While medications help many men with an enlarged prostate -- also called benign prostatic hyperplasia (BPH), however, they may not always be effective in relieving symptoms. The Next Step in Treating Enlarged Prostate is minimally invasive and surgical procedures. These are available to treat moderate-to-severe enlarged prostate symptoms that are bothersome. These procedures are also used if tests show that urinary function is seriously affected. Surgery is usually recommended in treating BPH-related complications, such as:
- Urinary retention (inability to urinate)
- Failure to respond to medical or minimally invasive treatment
- Blood in the urine that is not getting better
- Bladder stones
- Frequent urinary tract infections
- Kidney damage
When to get the surgery for enlarged prostate done’ is the question most seniors face.
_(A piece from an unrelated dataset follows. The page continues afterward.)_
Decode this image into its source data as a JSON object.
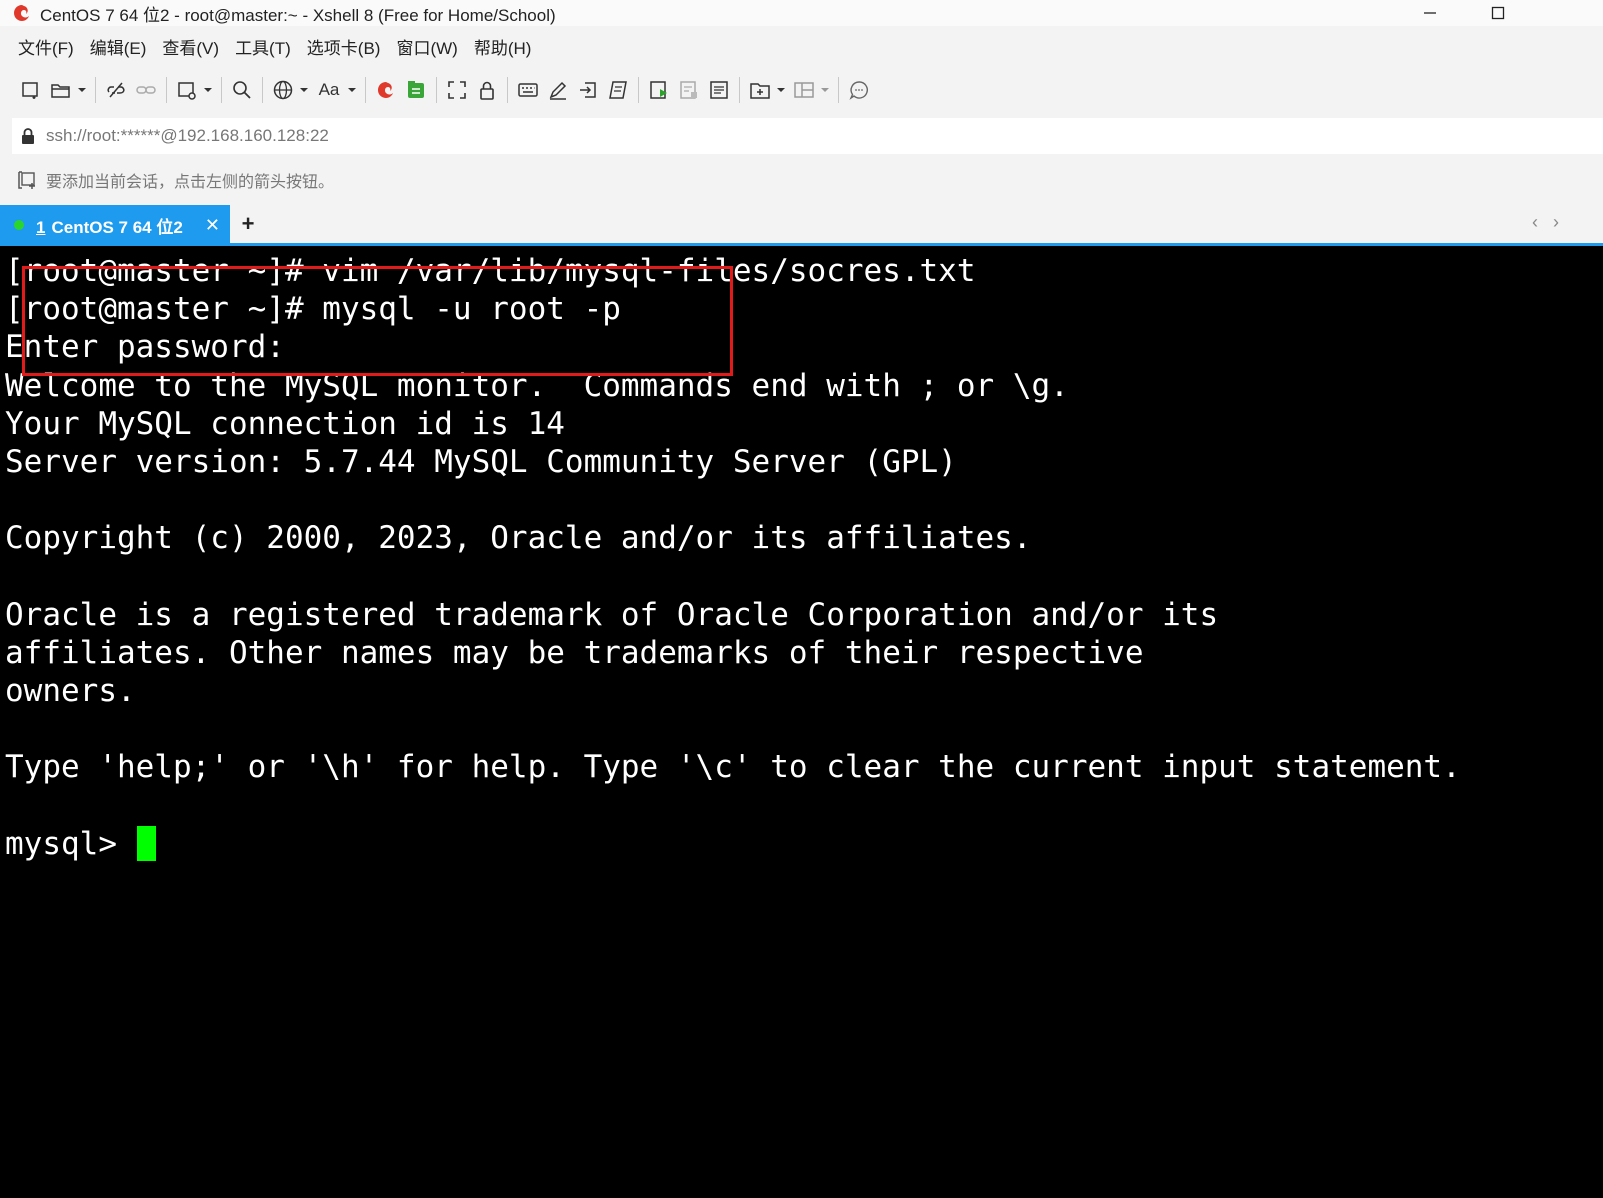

As you discuss the options, ask your doctor these five questions:
- Is there a good chance my condition will improve?
- How much will it improve?
- What are the chances of side effects from a treatment?
- How long will the effects last?
- Will I need to have this treatment repeated?
Longer Delays Could Double Risk
While delaying surgery for up to six months was not associated with an increased risk of recurrence, delaying treatment longer appeared to more than double the recurrence risk. This doesn't necessarily mean that all low-risk prostate cancer patients who wait longer than six months to get treated have a worse prognosis than those treated earlier.
Choose Treatment, Doctor Carefully
The study should reassure prostate cancer patients that they can take their time to choose the best treatment for them, but that should not take more than six months. Dr. Anupam Bhargava advises that it is not right to wait longer for the treatment unless the patient is older and decides not to get treated at all. Patients absolutely should take the time to fully understand the different treatment options and the side effects associated with those treatments. Another important consideration is the experience of the treating surgeon or radiologist.